Coordination and Integration of Welfare and Workforce Development Systems. The Workforce Development System and Welfare Recipients


Employment-related programs administered by the workforce development system have been involved to varying degrees in state welfare programs over the past three decades. The ES had joint responsibility, with state welfare agencies, for the Work Incentive (WIN) program (the pre-JOBS program for AFDC recipients) in the 1960s and 1970s. To this day, the ES continues in some states to have a major role in providing employment-related services to TANF recipients (e.g., job search and job placement), even though there is no formal nationwide role for the ES in TANF work programs. ES-provided welfare services have often been delivered from locations separate from the main ES offices, sometimes with ES staff co-located with welfare staff, or vice versa.

In the past decade, a variety of models for providing employment-related activities for AFDC recipients were developed by states and localities under the JOBS program. The JOBS program left decisions about how to structure JOBS services largely up to states, but did stipulate that states and localities make use of existing education, employment, and training services in the community. Therefore, while welfare agencies were the lead administrative entity for JOBS, they entered into any number of arrangements, both at the state and local level, to operate JOBS programs and services. While there has been no comprehensive survey on how JOBS employment services were delivered in all states, descriptive information shows that welfare agency staff in many states provided job search assistance and other employment services. But, in a number of states, welfare agencies contracted with the ES or JTPA to deliver these services. In some states, JOBS programs were integrated into one-stop career centers that often included ES, JTPA, education, and other services. Also, because the emphasis in JOBS was on education, many arrangements included community colleges and other education providers. TANF, with its emphasis on work-first, stimulated new or increased (depending on past arrangements) linkages with the workforce development system.

The WtW Grants Program, authorized under the Budget Reconciliation Act of 1997, creates new incentives for the workforce development system to coordinate with the welfare system on behalf of welfare recipients.
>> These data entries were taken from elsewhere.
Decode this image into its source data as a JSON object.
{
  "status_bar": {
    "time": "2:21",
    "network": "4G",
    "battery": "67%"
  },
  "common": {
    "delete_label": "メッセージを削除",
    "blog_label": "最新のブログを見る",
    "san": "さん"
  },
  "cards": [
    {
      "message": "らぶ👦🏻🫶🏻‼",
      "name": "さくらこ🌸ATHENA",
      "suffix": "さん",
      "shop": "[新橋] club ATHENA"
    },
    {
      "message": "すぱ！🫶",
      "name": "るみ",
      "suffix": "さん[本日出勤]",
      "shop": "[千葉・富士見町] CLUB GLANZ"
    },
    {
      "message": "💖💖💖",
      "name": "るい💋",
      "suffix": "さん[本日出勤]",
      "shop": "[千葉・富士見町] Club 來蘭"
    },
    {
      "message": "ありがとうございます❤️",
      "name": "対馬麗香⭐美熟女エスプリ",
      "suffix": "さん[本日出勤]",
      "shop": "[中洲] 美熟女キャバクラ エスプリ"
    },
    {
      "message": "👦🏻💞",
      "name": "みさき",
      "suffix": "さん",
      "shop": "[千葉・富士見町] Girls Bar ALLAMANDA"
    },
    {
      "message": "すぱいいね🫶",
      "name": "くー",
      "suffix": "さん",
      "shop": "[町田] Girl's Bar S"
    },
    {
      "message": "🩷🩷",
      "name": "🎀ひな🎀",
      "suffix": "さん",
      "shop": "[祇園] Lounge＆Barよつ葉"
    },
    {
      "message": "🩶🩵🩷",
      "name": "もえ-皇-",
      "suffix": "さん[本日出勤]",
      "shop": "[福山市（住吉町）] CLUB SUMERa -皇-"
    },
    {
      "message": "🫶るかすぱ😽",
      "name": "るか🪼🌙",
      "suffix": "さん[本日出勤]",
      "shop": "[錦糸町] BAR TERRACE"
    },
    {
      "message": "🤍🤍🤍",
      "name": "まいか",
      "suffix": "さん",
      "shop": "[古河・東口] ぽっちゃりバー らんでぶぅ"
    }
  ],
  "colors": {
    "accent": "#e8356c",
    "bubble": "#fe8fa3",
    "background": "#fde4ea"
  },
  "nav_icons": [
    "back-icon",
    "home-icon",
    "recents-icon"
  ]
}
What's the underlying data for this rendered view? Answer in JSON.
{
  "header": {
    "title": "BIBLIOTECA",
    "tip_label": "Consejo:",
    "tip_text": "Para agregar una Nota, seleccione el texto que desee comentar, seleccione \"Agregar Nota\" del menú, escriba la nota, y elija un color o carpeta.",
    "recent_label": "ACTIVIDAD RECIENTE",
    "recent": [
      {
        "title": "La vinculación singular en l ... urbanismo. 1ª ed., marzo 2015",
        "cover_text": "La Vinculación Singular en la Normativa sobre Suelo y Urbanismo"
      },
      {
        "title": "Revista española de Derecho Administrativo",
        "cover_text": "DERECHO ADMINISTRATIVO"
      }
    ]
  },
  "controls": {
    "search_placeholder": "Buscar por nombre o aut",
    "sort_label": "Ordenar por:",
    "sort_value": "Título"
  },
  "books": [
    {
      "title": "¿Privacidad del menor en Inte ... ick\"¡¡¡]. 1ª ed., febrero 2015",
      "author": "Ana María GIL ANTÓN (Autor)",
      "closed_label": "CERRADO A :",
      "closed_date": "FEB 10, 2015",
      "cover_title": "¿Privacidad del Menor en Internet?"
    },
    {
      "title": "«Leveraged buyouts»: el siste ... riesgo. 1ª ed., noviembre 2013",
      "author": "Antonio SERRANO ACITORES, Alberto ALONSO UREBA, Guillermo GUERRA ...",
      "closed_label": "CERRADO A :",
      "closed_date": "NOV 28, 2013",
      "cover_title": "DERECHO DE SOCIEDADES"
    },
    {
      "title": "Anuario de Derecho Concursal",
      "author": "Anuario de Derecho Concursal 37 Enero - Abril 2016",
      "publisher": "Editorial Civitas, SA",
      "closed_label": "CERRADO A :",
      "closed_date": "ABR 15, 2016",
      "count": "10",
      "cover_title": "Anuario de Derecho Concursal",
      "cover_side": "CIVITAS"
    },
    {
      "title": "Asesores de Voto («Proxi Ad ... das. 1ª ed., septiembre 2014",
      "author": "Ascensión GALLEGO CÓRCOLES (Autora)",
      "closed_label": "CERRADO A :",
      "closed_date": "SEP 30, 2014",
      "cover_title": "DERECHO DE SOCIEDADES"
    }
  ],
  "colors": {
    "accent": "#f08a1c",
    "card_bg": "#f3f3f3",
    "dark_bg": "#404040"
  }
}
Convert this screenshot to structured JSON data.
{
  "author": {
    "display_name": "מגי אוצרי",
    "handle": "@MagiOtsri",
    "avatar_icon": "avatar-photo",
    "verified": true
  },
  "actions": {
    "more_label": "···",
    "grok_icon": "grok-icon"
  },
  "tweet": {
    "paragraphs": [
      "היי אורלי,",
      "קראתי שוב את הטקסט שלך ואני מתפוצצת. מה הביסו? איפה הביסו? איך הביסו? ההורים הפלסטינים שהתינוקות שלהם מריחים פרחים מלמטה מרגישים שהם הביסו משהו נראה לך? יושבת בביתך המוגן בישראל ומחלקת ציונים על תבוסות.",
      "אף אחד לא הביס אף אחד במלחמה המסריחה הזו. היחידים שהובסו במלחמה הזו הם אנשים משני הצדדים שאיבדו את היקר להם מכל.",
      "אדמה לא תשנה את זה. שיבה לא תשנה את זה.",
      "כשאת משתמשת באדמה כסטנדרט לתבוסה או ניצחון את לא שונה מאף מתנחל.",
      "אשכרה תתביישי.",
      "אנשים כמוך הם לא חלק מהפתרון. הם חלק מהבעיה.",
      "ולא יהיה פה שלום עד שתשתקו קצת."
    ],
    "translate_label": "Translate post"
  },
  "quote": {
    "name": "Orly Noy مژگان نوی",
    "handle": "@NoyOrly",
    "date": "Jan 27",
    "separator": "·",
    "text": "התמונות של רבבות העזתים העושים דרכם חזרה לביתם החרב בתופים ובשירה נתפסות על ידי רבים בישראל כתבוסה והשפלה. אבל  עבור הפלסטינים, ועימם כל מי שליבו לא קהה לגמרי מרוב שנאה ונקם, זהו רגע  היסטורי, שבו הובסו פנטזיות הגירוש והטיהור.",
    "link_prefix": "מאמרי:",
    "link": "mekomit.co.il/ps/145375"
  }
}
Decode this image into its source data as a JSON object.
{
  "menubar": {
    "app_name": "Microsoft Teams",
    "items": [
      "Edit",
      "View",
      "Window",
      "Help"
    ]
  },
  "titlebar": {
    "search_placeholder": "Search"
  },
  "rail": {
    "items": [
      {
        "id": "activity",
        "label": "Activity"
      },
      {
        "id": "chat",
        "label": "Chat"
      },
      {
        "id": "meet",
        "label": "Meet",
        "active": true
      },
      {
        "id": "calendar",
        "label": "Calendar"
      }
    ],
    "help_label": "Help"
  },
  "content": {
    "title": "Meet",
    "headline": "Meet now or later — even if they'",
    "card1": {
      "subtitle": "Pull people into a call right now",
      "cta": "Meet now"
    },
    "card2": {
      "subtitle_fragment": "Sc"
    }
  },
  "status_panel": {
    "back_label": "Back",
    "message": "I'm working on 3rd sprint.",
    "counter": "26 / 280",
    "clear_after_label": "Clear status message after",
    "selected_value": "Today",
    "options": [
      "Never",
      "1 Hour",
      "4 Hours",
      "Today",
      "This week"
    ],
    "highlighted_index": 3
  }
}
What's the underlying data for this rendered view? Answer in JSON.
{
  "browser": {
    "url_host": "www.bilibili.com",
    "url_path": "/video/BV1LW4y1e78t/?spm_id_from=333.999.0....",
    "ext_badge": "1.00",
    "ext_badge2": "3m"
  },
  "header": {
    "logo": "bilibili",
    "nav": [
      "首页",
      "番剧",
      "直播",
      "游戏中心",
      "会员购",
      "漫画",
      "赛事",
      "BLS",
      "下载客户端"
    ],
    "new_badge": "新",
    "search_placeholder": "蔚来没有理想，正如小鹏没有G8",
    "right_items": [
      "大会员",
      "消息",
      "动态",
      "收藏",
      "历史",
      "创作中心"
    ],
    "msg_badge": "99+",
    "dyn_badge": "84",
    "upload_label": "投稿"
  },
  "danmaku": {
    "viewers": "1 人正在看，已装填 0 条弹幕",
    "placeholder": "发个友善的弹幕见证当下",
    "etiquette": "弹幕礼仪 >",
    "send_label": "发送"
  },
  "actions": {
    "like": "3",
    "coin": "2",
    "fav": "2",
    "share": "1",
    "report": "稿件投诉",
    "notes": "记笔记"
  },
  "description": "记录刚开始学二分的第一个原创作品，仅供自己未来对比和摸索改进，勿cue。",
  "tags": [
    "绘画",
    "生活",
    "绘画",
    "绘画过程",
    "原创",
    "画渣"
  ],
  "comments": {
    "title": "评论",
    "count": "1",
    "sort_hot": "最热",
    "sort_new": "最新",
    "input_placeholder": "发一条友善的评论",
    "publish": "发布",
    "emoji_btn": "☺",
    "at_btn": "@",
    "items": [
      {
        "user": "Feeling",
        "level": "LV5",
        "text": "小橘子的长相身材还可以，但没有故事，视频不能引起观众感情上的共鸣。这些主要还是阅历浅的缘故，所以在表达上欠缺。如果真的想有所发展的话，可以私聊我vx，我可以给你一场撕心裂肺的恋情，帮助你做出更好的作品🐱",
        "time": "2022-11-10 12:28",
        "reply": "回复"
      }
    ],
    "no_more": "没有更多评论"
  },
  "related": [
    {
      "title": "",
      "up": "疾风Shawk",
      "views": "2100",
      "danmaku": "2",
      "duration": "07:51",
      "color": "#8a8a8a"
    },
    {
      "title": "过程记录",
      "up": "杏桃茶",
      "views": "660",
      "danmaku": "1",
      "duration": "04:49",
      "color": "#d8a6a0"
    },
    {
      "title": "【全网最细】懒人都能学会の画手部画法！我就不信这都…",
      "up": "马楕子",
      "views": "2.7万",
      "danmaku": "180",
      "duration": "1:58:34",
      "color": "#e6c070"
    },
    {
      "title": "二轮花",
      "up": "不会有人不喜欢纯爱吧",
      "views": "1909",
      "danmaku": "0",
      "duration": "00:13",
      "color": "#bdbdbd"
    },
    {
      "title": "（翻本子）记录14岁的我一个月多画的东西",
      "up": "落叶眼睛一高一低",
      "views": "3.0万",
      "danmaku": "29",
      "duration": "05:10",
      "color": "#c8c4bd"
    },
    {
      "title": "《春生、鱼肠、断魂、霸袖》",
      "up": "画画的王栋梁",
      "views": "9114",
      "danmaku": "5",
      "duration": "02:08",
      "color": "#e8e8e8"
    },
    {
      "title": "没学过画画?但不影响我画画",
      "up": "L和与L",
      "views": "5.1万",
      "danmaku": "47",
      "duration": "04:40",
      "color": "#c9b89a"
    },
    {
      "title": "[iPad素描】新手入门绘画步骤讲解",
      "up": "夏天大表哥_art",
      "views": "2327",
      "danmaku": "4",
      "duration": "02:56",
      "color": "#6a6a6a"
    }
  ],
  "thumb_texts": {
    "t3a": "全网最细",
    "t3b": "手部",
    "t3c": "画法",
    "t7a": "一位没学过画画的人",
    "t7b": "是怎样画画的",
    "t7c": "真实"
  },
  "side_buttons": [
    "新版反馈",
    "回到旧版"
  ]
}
The grants are to be used by states and localities to help the least employable welfare recipients and the non-custodial parents of recipient children move into jobs with potential for upward mobility.(2)  WtW grants complement TANF in that the WtW federal funds are to be used for work-related activities and not for cash welfare payments. WtW grants are administered through the JTPA system of local PICs, in coordination with state and local TANF agencies.

Nearly all WtW grantees expect to receive most of their participants through referrals from the TANF agency. And, in order to assist their participants effectively, staff in WtW programs must be knowledgeable about the state's welfare policies, programs, time limits, and work requirements. Similarly, TANF agencies are actively encouraging or requiring clients to work and/or participate in work programs, one of which can be WtW. Thus, more than in the past, each type of agency has a need to understand policies and programs of the other (Nightingale, et al.1999).